“‘Fifty percent of what we are about to teach you is INCORRECT! UNFORTUNATELY, I cannot tell you WHICH 50% that is!!!’ That is the best advice I got the entire 4 years!”
Joanna B., MD offers another sensible medical perspective:
“I am a family doctor, and I generally recommend a statin to my patients who have over a 20% risk of having a cardiovascular event in the next 10 years, patients who already have cardiovascular disease, cerebrovascular disease, or peripheral vascular disease. The benefits of statins clearly outweigh their risks in these groups.
“I of course also recommend lifestyle change, such as tobacco cessation, increasing exercise, and reducing their intake of simple carbs and sugar. However, I find that the majority of my patients in this category are more likely to take (and tolerate) a statin than make significant lifestyle change. If someone’s risk is between 10 and 20%, I take time to have a conversation with that patient about the common side effects of statins and decide if the risk is worth the moderate benefit of reducing their risk of cardiovascular disease.
“Again, I also recommend lifestyle change. I do not recommend statins for patients with less than 10% risk. Some of these patients elect to try a statin and see if they get side effects. Many do not, and decide to continue the medication.
“Personally, I find the cholesterol controversy very silly, and very confusing for patients. The only controversy I’ve seen between physicians regarding statins in real life is between cardiologists and primary care physicians. Cardiologists tend to push statins where benefits are more modest (10 year risk of 7.5% and elderly patients), because they are concerned mostly with heart disease, whereas we family docs are responsible for the whole patient.
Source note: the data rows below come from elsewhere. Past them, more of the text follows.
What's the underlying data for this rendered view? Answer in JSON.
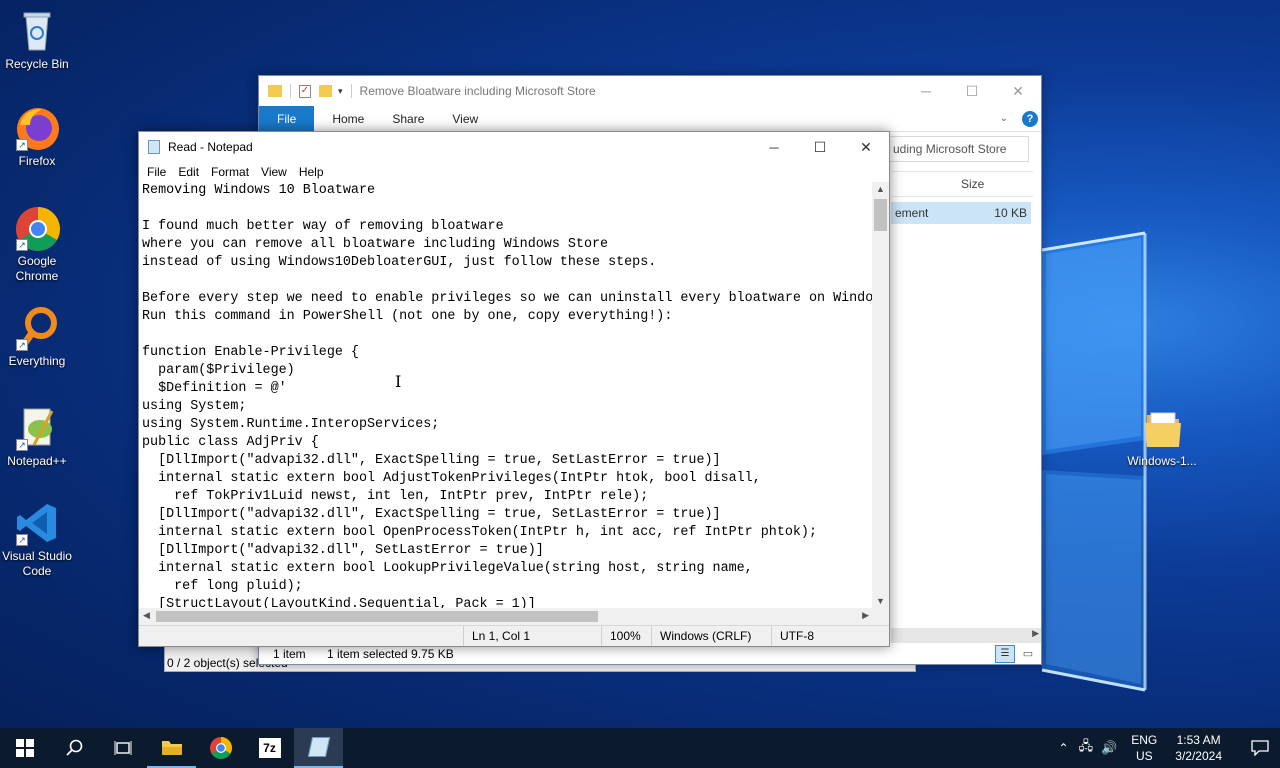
{
  "desktop": {
    "icons": [
      {
        "label": "Recycle Bin"
      },
      {
        "label": "Firefox"
      },
      {
        "label": "Google Chrome"
      },
      {
        "label": "Everything"
      },
      {
        "label": "Notepad++"
      },
      {
        "label": "Visual Studio Code"
      },
      {
        "label": "Windows-1..."
      }
    ]
  },
  "explorer": {
    "title": "Remove Bloatware including Microsoft Store",
    "tabs": [
      "File",
      "Home",
      "Share",
      "View"
    ],
    "search_text": "uding Microsoft Store",
    "column_size": "Size",
    "row_name": "ement",
    "row_size": "10 KB",
    "status_items": "1 item",
    "status_selected": "1 item selected  9.75 KB",
    "behind_status": "0 / 2 object(s) selected"
  },
  "notepad": {
    "title": "Read - Notepad",
    "menu": [
      "File",
      "Edit",
      "Format",
      "View",
      "Help"
    ],
    "content": "Removing Windows 10 Bloatware\n\nI found much better way of removing bloatware\nwhere you can remove all bloatware including Windows Store\ninstead of using Windows10DebloaterGUI, just follow these steps.\n\nBefore every step we need to enable privileges so we can uninstall every bloatware on Windo\nRun this command in PowerShell (not one by one, copy everything!):\n\nfunction Enable-Privilege {\n  param($Privilege)\n  $Definition = @'\nusing System;\nusing System.Runtime.InteropServices;\npublic class AdjPriv {\n  [DllImport(\"advapi32.dll\", ExactSpelling = true, SetLastError = true)]\n  internal static extern bool AdjustTokenPrivileges(IntPtr htok, bool disall,\n    ref TokPriv1Luid newst, int len, IntPtr prev, IntPtr rele);\n  [DllImport(\"advapi32.dll\", ExactSpelling = true, SetLastError = true)]\n  internal static extern bool OpenProcessToken(IntPtr h, int acc, ref IntPtr phtok);\n  [DllImport(\"advapi32.dll\", SetLastError = true)]\n  internal static extern bool LookupPrivilegeValue(string host, string name,\n    ref long pluid);\n  [StructLayout(LayoutKind.Sequential, Pack = 1)]",
    "status": {
      "position": "Ln 1, Col 1",
      "zoom": "100%",
      "line_ending": "Windows (CRLF)",
      "encoding": "UTF-8"
    }
  },
  "taskbar": {
    "lang_top": "ENG",
    "lang_bottom": "US",
    "time": "1:53 AM",
    "date": "3/2/2024"
  }
}
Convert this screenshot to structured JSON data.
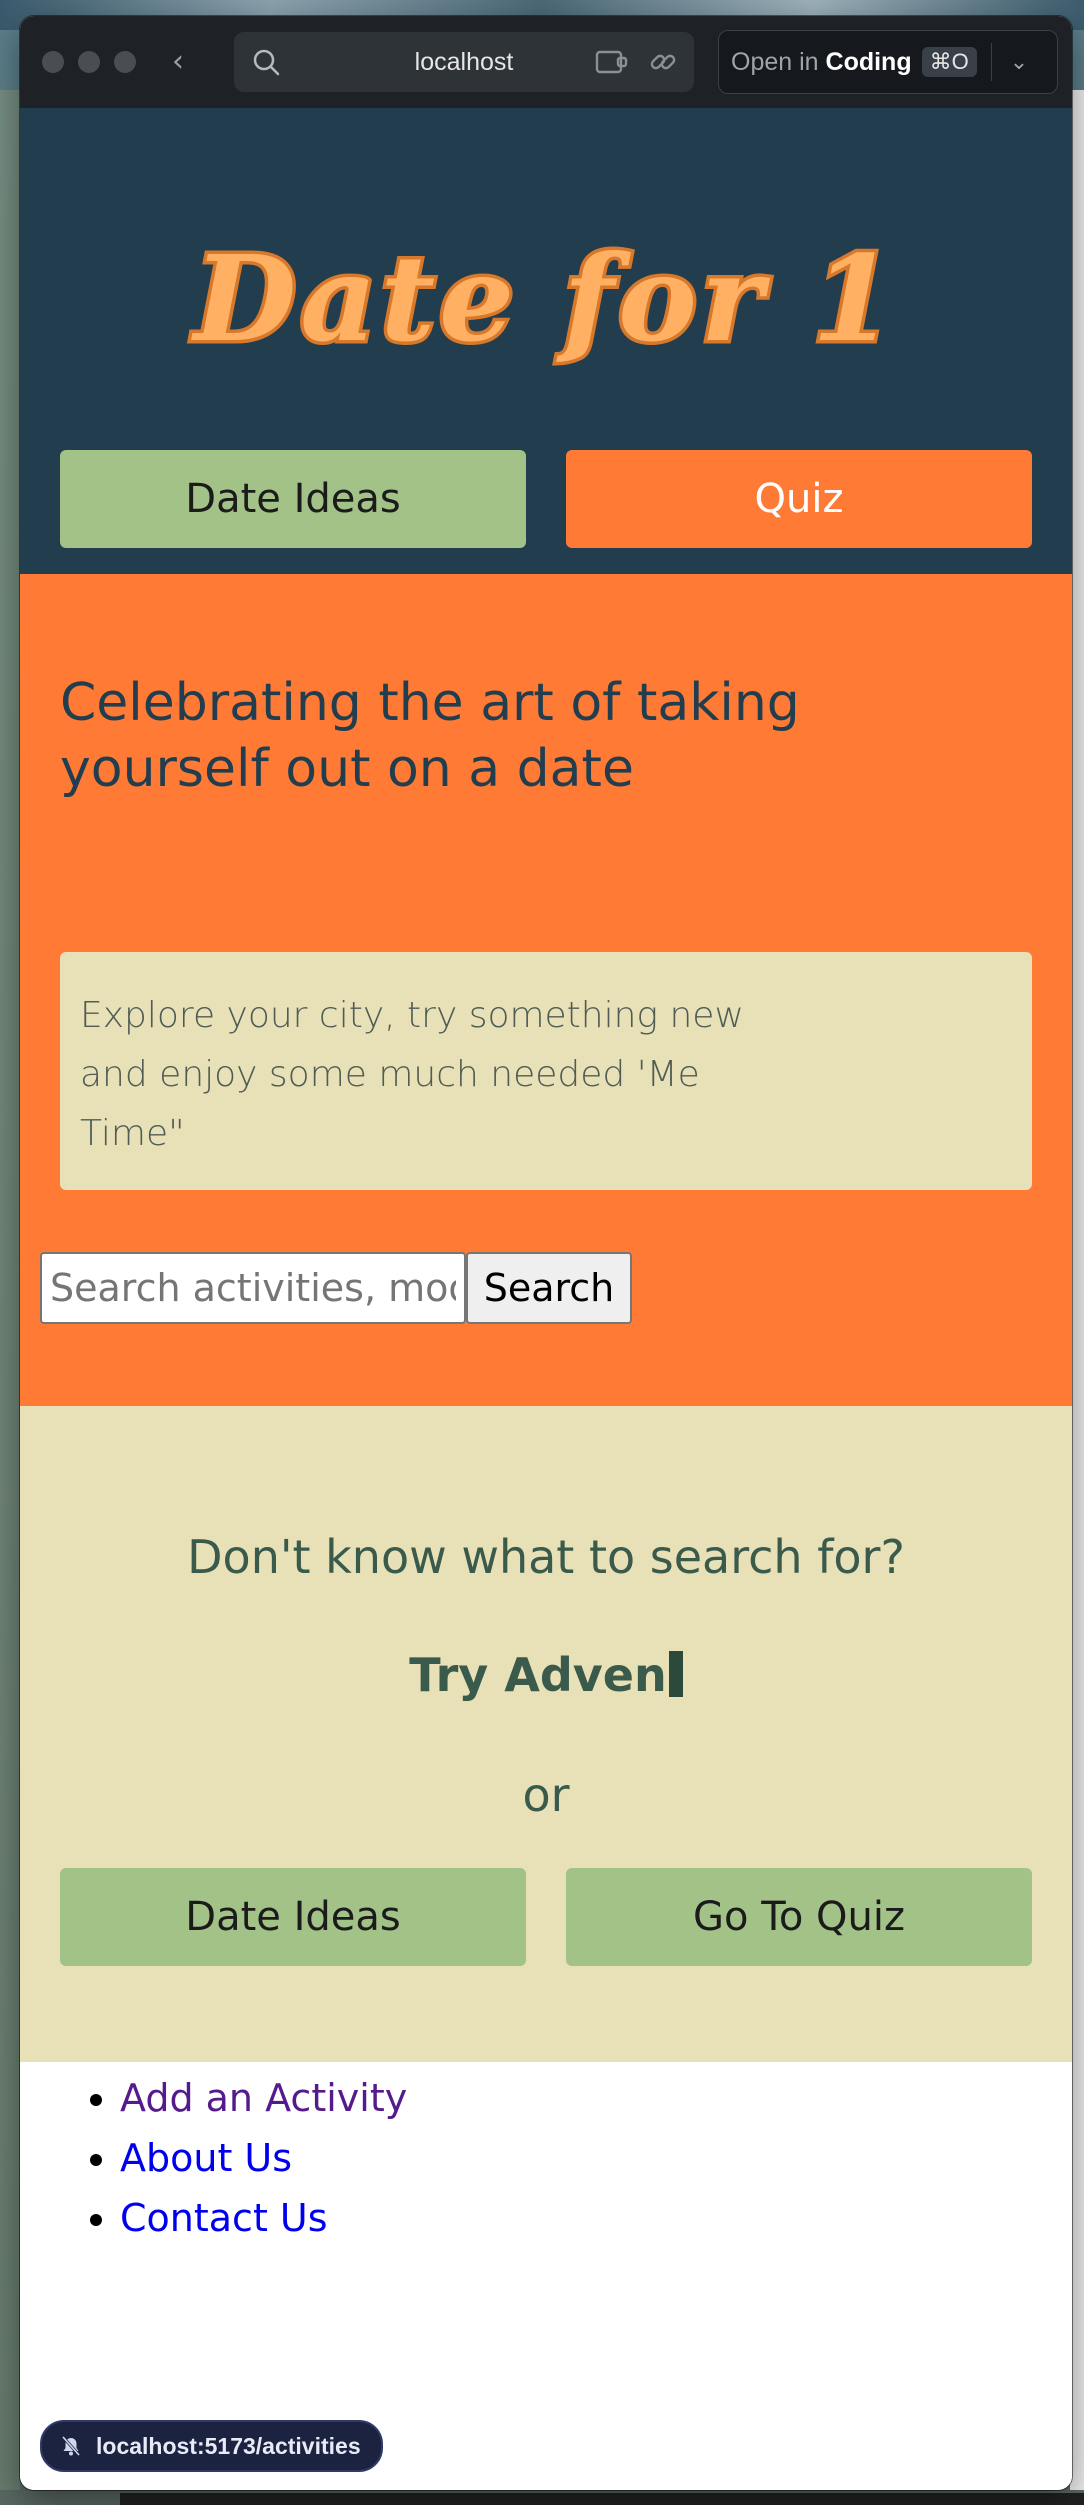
{
  "browser": {
    "url": "localhost",
    "open_in_label": "Open in",
    "open_in_app": "Coding",
    "open_in_shortcut": "⌘O",
    "status_url": "localhost:5173/activities"
  },
  "header": {
    "logo_text": "Date for 1",
    "nav": {
      "date_ideas_label": "Date Ideas",
      "quiz_label": "Quiz"
    }
  },
  "hero": {
    "title": "Celebrating the art of taking yourself out on a date",
    "tagline": "Explore your city, try something new and enjoy some much needed 'Me Time\"",
    "search_placeholder": "Search activities, mood",
    "search_button": "Search"
  },
  "prompt": {
    "question": "Don't know what to search for?",
    "typing_text": "Try Adven",
    "or_text": "or",
    "date_ideas_label": "Date Ideas",
    "quiz_label": "Go To Quiz"
  },
  "footer": {
    "links": [
      "Add an Activity",
      "About Us",
      "Contact Us"
    ]
  },
  "colors": {
    "header_bg": "#223d4e",
    "accent_orange": "#ff7b35",
    "sage_green": "#a2c287",
    "cream": "#e8e0b6",
    "logo_fill": "#ffb062",
    "logo_outline": "#d8782a"
  }
}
Even then, there is no real controversy!
“Recommendations are made to the patient, and the patient evaluates the risks vs benefits in accordance with his own goals and values and decides wether to take the medication or not. If I fired every patient who didn’t adhere to my recommendation, I would be a very bad doctor with a lot of free time!”
Have You Ever Been Fired?
Has a physician ever fired you for not taking a medication? We’d love to hear your story. Have you ever fired a physician for not treating you with the respect you deserve? Please share your experience in the comment section below.
People interested in more give-and-take between patients and physicians may wish to learn more about the Society for Participatory Medicine.